Firstly, the "TVGF" model in [7] uses the Gaussian filtering to approximation. However, because Gaussian filter is uniform smoothing in all directions of an image, it will smooth the image too much to preserve edges. Consequently, their gradient fidelity term cannot maintain the variation of intensities well. Differing from the TVGF model, our model takes full advantage of curvelet transform. The curvelets allow an almost optimal sparse representation of object with singularities. For a smooth object with discontinuities along continuous curves, the best term approximation by curvelet thresholding obeys , while for the wavelets the decay rate is only .
Secondly, from the regularization theory, the gradient fidelity term works as Tikhonov regularization in Sobolev functional space The problem of admits a unique solution characterized by the EulerLagrange equation Moreover, the function is called harmonic (subharmonic, superharmonic) if it satisfies . Using the mean value theorems [25], for any ball , we have
However, in [7], the gradient fidelity term is chosen as
Comparing the above two results, we can understand the difference between two gradient fidelity term smoothing mechanism. We remark that the gradient fidelity term in [7] will tend to produce more edge blurring effect and remove more texture components with the increasing of the scale parameter of Gaussian kernel, although it helps to alleviate the staircase effect and produces some smoother results. However, our model tends to produce the curvelet shrinkage image and can remain the curve singularities in images; thus it will obtain good edge preserving performance.
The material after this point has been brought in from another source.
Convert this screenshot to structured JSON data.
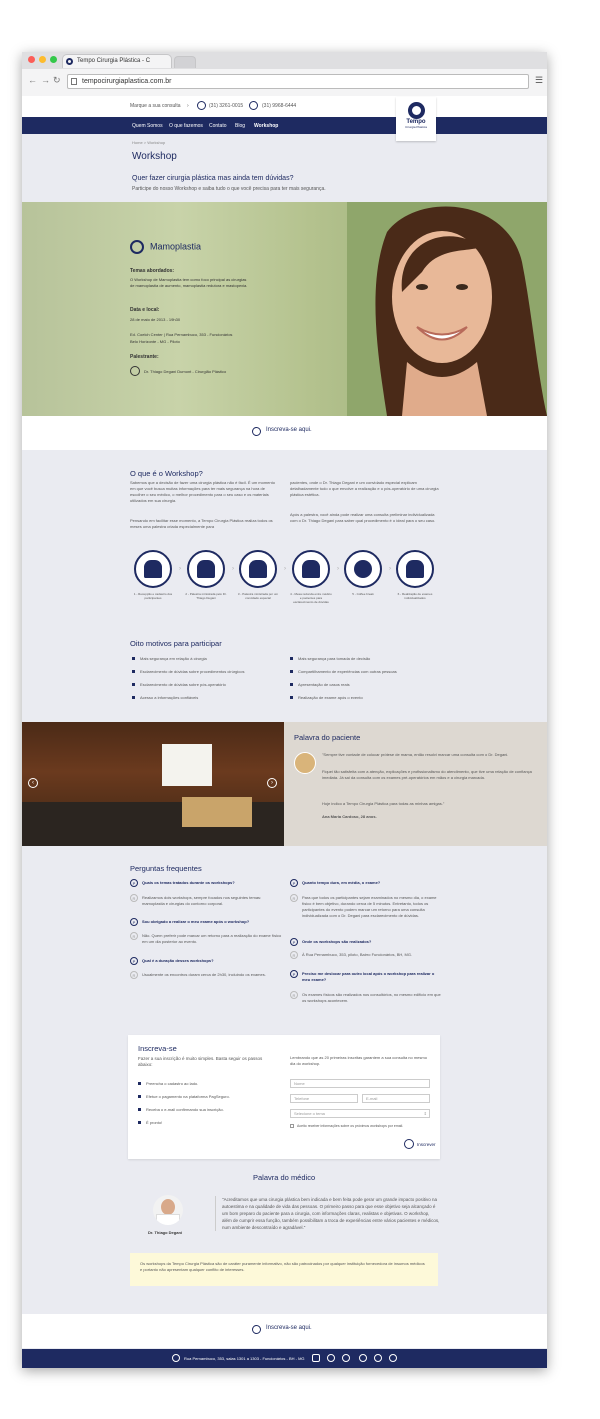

In addition, another rationale behind our proposed model is that the spatially varying fidelity parameters and are incorporated into our model. In our proposed algorithm, as described in (36), we use the measure ; here is the local power of the residue . In the flat area where (basic cartoon model without textures or finescale details), the local power of the residue is almost constant and hence . We get a highquality denoising process so that the noise, the staircase effect, and the curvelike artifacts are smoothed. In the texture area, since the noise is uncorrelated with the signal, thus the total power of the residue can be approximated as , the sum of local powers of the noncartoon part and the noise, respectively. Therefore, textured regions are characterized by high local power of the residue. Thus, our algorithm will reduce the level of filtering so that it will preserve the detailed structure of such regions.